The 27-year-old admits he didn’t know in his youth the joys — and pains — of the Walkman personal tape player, or the delicate strip of tape that tangles up and must be rewound with, say, a pen. Or a finger.
According to Stepp, it’s precisely 20-somethings like Gardin fast-forwarding demand, as young people seek something tangible in the Internet age.
Urban Outfitters — an American clothing brand catering to hipster types that also sells electronics — on its site spells out the mixtape process.
“If you’ve never spent 3-5 hours sitting by the radio, waiting for that one Hanson song to come on so you could add it to your mixtape, get pumped: you can now relive that experience,” it says.
“Let those ‘90s vibes wash over you, man.”
Cassette tape album sales in the US grew by 23 percent in 2018, according to tracker Nielsen Music, jumping from 178,000 copies the year prior to 219,000.
It’s nothing compared to 1994 sales of 246 million cassette albums, but significant considering the format was all but dead by the mid-2000s.
“As an old fogey I don’t want to imagine a world with no analog,” Stepp said. “The world around is analog; our ears are analog.”
“Digital recordings are very clean and sharp but there are no harmonics.

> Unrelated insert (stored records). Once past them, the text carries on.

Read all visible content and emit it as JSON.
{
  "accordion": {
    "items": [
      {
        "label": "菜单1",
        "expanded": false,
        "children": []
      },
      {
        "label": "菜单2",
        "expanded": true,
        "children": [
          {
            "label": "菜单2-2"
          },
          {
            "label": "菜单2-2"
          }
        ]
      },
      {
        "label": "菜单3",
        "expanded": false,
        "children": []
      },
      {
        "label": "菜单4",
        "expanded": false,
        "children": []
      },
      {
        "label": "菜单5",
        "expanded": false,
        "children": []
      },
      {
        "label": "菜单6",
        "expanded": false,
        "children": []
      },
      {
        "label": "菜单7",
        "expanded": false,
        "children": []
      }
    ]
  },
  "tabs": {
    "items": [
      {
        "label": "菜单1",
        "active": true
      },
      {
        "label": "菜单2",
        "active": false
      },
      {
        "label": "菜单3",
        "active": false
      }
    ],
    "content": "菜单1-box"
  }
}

These are digital pictures of audio recordings, if you will.”
Bobby May, a 29-year-old buyer at Burger Records in southern California, said that while “physical media in itself is a totally antiquated idea,” cassette sound has what he called a uniqueness.
“The consumer public is fickle and trends always change, but for the foreseeable future, I know tons of people will stay pretty crazy for records and vinyl.”
Last year vinyl saw revenues hit their highest level since 1988, totaling $419 million — an eight percent jump from the previous year.
Though vinyl’s sound quality is unquestionably superior to cassettes, May said tapes’ low cost makes them ideal for collectors.
“I still like stuff pilin’ up around me,” May laughed, adding that he probably has 500 tapes from Burger.
In addition to the homemade and indie cassettes, he cherishes several mainstream albums as well.
“I have a prized ‘Baby One More Time’ cassette,” he said, referring to pop princess Britney Spears’ debut album. “It looks great on my shelf.”